• [Task directions]: Without any of the pictures, print every record below exactly.

··· The input ···

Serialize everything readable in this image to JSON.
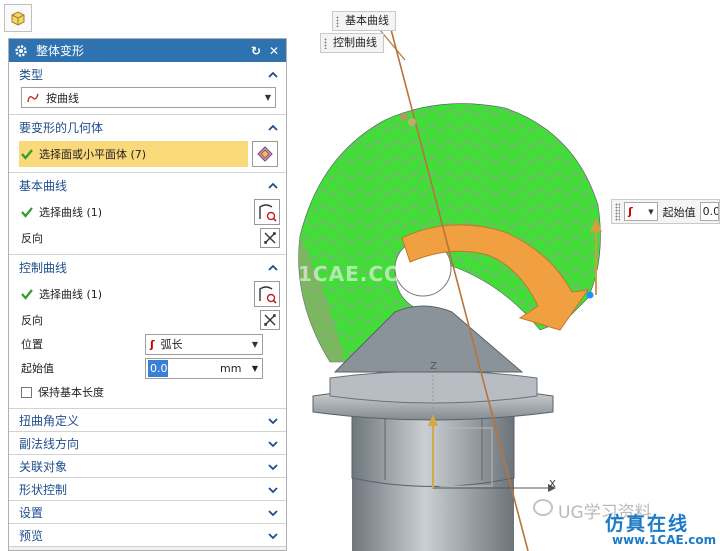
{
  "dialog": {
    "title": "整体变形",
    "groups": {
      "type": {
        "header": "类型",
        "select_value": "按曲线"
      },
      "geometry": {
        "header": "要变形的几何体",
        "select_label": "选择面或小平面体 (7)"
      },
      "basic_curve": {
        "header": "基本曲线",
        "select_label": "选择曲线 (1)",
        "reverse_label": "反向"
      },
      "control_curve": {
        "header": "控制曲线",
        "select_label": "选择曲线 (1)",
        "reverse_label": "反向",
        "position_label": "位置",
        "position_value": "弧长",
        "start_label": "起始值",
        "start_value": "0.0",
        "start_unit": "mm",
        "keep_length_label": "保持基本长度"
      }
    },
    "collapsed_groups": [
      "扭曲角定义",
      "副法线方向",
      "关联对象",
      "形状控制",
      "设置",
      "预览"
    ]
  },
  "viewport": {
    "label_basic_curve": "基本曲线",
    "label_control_curve": "控制曲线",
    "float_start_label": "起始值",
    "float_start_value": "0.0",
    "axis_z": "Z",
    "axis_x": "X",
    "watermark_center": "1CAE.COM",
    "watermark_ug": "UG学习资料",
    "watermark_cn": "仿真在线",
    "watermark_url": "www.1CAE.com"
  },
  "colors": {
    "title_bar": "#2e73b0",
    "group_header": "#1e4e8c",
    "selection_highlight": "#f9d97a",
    "mesh_green": "#3ee034",
    "arrow_orange": "#f0a040",
    "metal_gray": "#8f979e",
    "curve_line": "#b8743a"
  }
}
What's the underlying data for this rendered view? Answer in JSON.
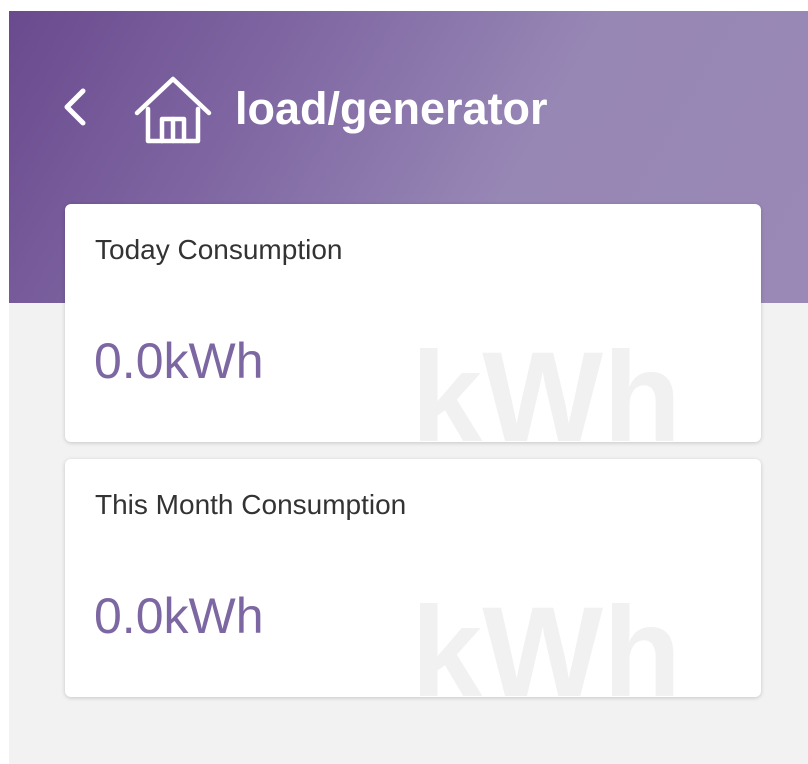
{
  "header": {
    "title": "load/generator",
    "back_icon": "chevron-left-icon",
    "home_icon": "home-icon"
  },
  "cards": [
    {
      "label": "Today Consumption",
      "value": "0.0kWh",
      "watermark": "kWh"
    },
    {
      "label": "This Month Consumption",
      "value": "0.0kWh",
      "watermark": "kWh"
    }
  ],
  "colors": {
    "header_gradient_start": "#6a4a8e",
    "header_gradient_end": "#9a88b6",
    "value_text": "#7c67a3",
    "label_text": "#333333",
    "page_background": "#f2f2f2",
    "card_background": "#ffffff"
  }
}
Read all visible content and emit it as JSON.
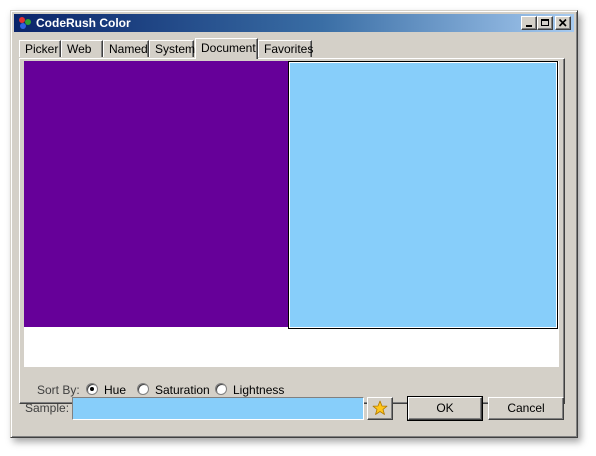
{
  "window": {
    "title": "CodeRush Color"
  },
  "tabs": [
    {
      "label": "Picker",
      "active": false
    },
    {
      "label": "Web",
      "active": false
    },
    {
      "label": "Named",
      "active": false
    },
    {
      "label": "System",
      "active": false
    },
    {
      "label": "Document",
      "active": true
    },
    {
      "label": "Favorites",
      "active": false
    }
  ],
  "swatches": [
    {
      "color": "#660099",
      "selected": false
    },
    {
      "color": "#87cefa",
      "selected": true
    }
  ],
  "sort": {
    "label": "Sort By:",
    "options": [
      {
        "label": "Hue",
        "checked": true
      },
      {
        "label": "Saturation",
        "checked": false
      },
      {
        "label": "Lightness",
        "checked": false
      }
    ]
  },
  "sample": {
    "label": "Sample:",
    "color": "#87cefa"
  },
  "icons": {
    "app": "color-drops-icon",
    "favorite": "star-icon"
  },
  "buttons": {
    "ok": "OK",
    "cancel": "Cancel"
  }
}
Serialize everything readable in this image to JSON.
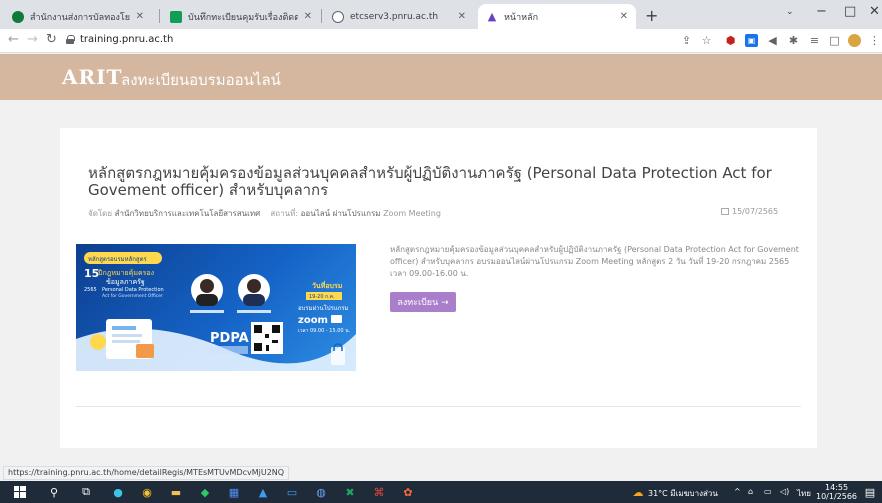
{
  "browser": {
    "tabs": [
      {
        "title": "สำนักงานส่งการบัลทองโยนายนะ",
        "fav_color": "#0f7a3a",
        "active": false
      },
      {
        "title": "บันทึกทะเบียนคุมรับเรื่องติดตอส ปีเ",
        "fav_color": "#0f9d58",
        "active": false
      },
      {
        "title": "etcserv3.pnru.ac.th",
        "fav_color": "#5f6368",
        "active": false
      },
      {
        "title": "หน้าหลัก",
        "fav_color": "#6a3fc4",
        "active": true
      }
    ],
    "new_tab": "+",
    "window_controls": {
      "minimize": "−",
      "maximize": "□",
      "close": "✕"
    },
    "url": "training.pnru.ac.th",
    "status_url": "https://training.pnru.ac.th/home/detailRegis/MTEsMTUvMDcvMjU2NQ"
  },
  "site": {
    "logo_text": "ARIT",
    "title": "ลงทะเบียนอบรมออนไลน์",
    "header_color": "#d5b7a0"
  },
  "course": {
    "title": "หลักสูตรกฎหมายคุ้มครองข้อมูลส่วนบุคคลสำหรับผู้ปฏิบัติงานภาครัฐ (Personal Data Protection Act for Govement officer) สำหรับบุคลากร",
    "organizer_label": "จัดโดย",
    "organizer": "สำนักวิทยบริการและเทคโนโลยีสารสนเทศ",
    "location_label": "สถานที่:",
    "location": "ออนไลน์ ผ่านโปรแกรม",
    "location_tool": "Zoom Meeting",
    "date": "15/07/2565",
    "description": "หลักสูตรกฎหมายคุ้มครองข้อมูลส่วนบุคคลสำหรับผู้ปฏิบัติงานภาครัฐ (Personal Data Protection Act for Govement officer) สำหรับบุคลากร อบรมออนไลน์ผ่านโปรแกรม Zoom Meeting หลักสูตร 2 วัน วันที่ 19-20 กรกฎาคม 2565 เวลา 09.00-16.00 น.",
    "register_label": "ลงทะเบียน →",
    "button_color": "#a97ecb"
  },
  "banner": {
    "top_label": "หลักสูตรอบรมหลักสูตร",
    "big_number": "15",
    "line1": "ปีกฎหมายคุ้มครอง",
    "line2": "ข้อมูลภาครัฐ",
    "line3": "Personal Data Protection",
    "line4": "Act for Government Officer",
    "year": "2565",
    "schedule_title": "วันที่อบรม",
    "schedule_dates": "19-20 ก.ค.",
    "online_label": "อบรมผ่านโปรแกรม",
    "zoom_label": "zoom",
    "time_label": "เวลา 09.00 - 15.00 น.",
    "pdpa_label": "PDPA"
  },
  "taskbar": {
    "weather": "31°C มีเมฆบางส่วน",
    "lang": "ไทย",
    "time": "14:55",
    "date": "10/1/2566"
  }
}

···

• [Task output]:
Serialize everything readable in this image to JSON.
{
  "dialog": {
    "title": "整体变形",
    "groups": {
      "type": {
        "header": "类型",
        "select_value": "按曲线"
      },
      "geometry": {
        "header": "要变形的几何体",
        "select_label": "选择面或小平面体 (7)"
      },
      "basic_curve": {
        "header": "基本曲线",
        "select_label": "选择曲线 (1)",
        "reverse_label": "反向"
      },
      "control_curve": {
        "header": "控制曲线",
        "select_label": "选择曲线 (1)",
        "reverse_label": "反向",
        "position_label": "位置",
        "position_value": "弧长",
        "start_label": "起始值",
        "start_value": "0.0",
        "start_unit": "mm",
        "keep_length_label": "保持基本长度"
      }
    },
    "collapsed_groups": [
      "扭曲角定义",
      "副法线方向",
      "关联对象",
      "形状控制",
      "设置",
      "预览"
    ]
  },
  "viewport": {
    "label_basic_curve": "基本曲线",
    "label_control_curve": "控制曲线",
    "float_start_label": "起始值",
    "float_start_value": "0.0",
    "axis_z": "Z",
    "axis_x": "X",
    "watermark_center": "1CAE.COM",
    "watermark_ug": "UG学习资料",
    "watermark_cn": "仿真在线",
    "watermark_url": "www.1CAE.com"
  },
  "colors": {
    "title_bar": "#2e73b0",
    "group_header": "#1e4e8c",
    "selection_highlight": "#f9d97a",
    "mesh_green": "#3ee034",
    "arrow_orange": "#f0a040",
    "metal_gray": "#8f979e",
    "curve_line": "#b8743a"
  }
}
What's the underlying data for this rendered view? Answer in JSON.
{
  "header": {
    "title": "load/generator",
    "back_icon": "chevron-left-icon",
    "home_icon": "home-icon"
  },
  "cards": [
    {
      "label": "Today Consumption",
      "value": "0.0kWh",
      "watermark": "kWh"
    },
    {
      "label": "This Month Consumption",
      "value": "0.0kWh",
      "watermark": "kWh"
    }
  ],
  "colors": {
    "header_gradient_start": "#6a4a8e",
    "header_gradient_end": "#9a88b6",
    "value_text": "#7c67a3",
    "label_text": "#333333",
    "page_background": "#f2f2f2",
    "card_background": "#ffffff"
  }
}
Read all visible content and emit it as JSON.
{
  "window": {
    "title": "CodeRush Color"
  },
  "tabs": [
    {
      "label": "Picker",
      "active": false
    },
    {
      "label": "Web",
      "active": false
    },
    {
      "label": "Named",
      "active": false
    },
    {
      "label": "System",
      "active": false
    },
    {
      "label": "Document",
      "active": true
    },
    {
      "label": "Favorites",
      "active": false
    }
  ],
  "swatches": [
    {
      "color": "#660099",
      "selected": false
    },
    {
      "color": "#87cefa",
      "selected": true
    }
  ],
  "sort": {
    "label": "Sort By:",
    "options": [
      {
        "label": "Hue",
        "checked": true
      },
      {
        "label": "Saturation",
        "checked": false
      },
      {
        "label": "Lightness",
        "checked": false
      }
    ]
  },
  "sample": {
    "label": "Sample:",
    "color": "#87cefa"
  },
  "icons": {
    "app": "color-drops-icon",
    "favorite": "star-icon"
  },
  "buttons": {
    "ok": "OK",
    "cancel": "Cancel"
  }
}
Serialize everything readable in this image to JSON.
{
  "browser": {
    "tabs": [
      {
        "title": "สำนักงานส่งการบัลทองโยนายนะ",
        "fav_color": "#0f7a3a",
        "active": false
      },
      {
        "title": "บันทึกทะเบียนคุมรับเรื่องติดตอส ปีเ",
        "fav_color": "#0f9d58",
        "active": false
      },
      {
        "title": "etcserv3.pnru.ac.th",
        "fav_color": "#5f6368",
        "active": false
      },
      {
        "title": "หน้าหลัก",
        "fav_color": "#6a3fc4",
        "active": true
      }
    ],
    "new_tab": "+",
    "window_controls": {
      "minimize": "−",
      "maximize": "□",
      "close": "✕"
    },
    "url": "training.pnru.ac.th",
    "status_url": "https://training.pnru.ac.th/home/detailRegis/MTEsMTUvMDcvMjU2NQ"
  },
  "site": {
    "logo_text": "ARIT",
    "title": "ลงทะเบียนอบรมออนไลน์",
    "header_color": "#d5b7a0"
  },
  "course": {
    "title": "หลักสูตรกฎหมายคุ้มครองข้อมูลส่วนบุคคลสำหรับผู้ปฏิบัติงานภาครัฐ (Personal Data Protection Act for Govement officer) สำหรับบุคลากร",
    "organizer_label": "จัดโดย",
    "organizer": "สำนักวิทยบริการและเทคโนโลยีสารสนเทศ",
    "location_label": "สถานที่:",
    "location": "ออนไลน์ ผ่านโปรแกรม",
    "location_tool": "Zoom Meeting",
    "date": "15/07/2565",
    "description": "หลักสูตรกฎหมายคุ้มครองข้อมูลส่วนบุคคลสำหรับผู้ปฏิบัติงานภาครัฐ (Personal Data Protection Act for Govement officer) สำหรับบุคลากร อบรมออนไลน์ผ่านโปรแกรม Zoom Meeting หลักสูตร 2 วัน วันที่ 19-20 กรกฎาคม 2565 เวลา 09.00-16.00 น.",
    "register_label": "ลงทะเบียน →",
    "button_color": "#a97ecb"
  },
  "banner": {
    "top_label": "หลักสูตรอบรมหลักสูตร",
    "big_number": "15",
    "line1": "ปีกฎหมายคุ้มครอง",
    "line2": "ข้อมูลภาครัฐ",
    "line3": "Personal Data Protection",
    "line4": "Act for Government Officer",
    "year": "2565",
    "schedule_title": "วันที่อบรม",
    "schedule_dates": "19-20 ก.ค.",
    "online_label": "อบรมผ่านโปรแกรม",
    "zoom_label": "zoom",
    "time_label": "เวลา 09.00 - 15.00 น.",
    "pdpa_label": "PDPA"
  },
  "taskbar": {
    "weather": "31°C มีเมฆบางส่วน",
    "lang": "ไทย",
    "time": "14:55",
    "date": "10/1/2566"
  }
}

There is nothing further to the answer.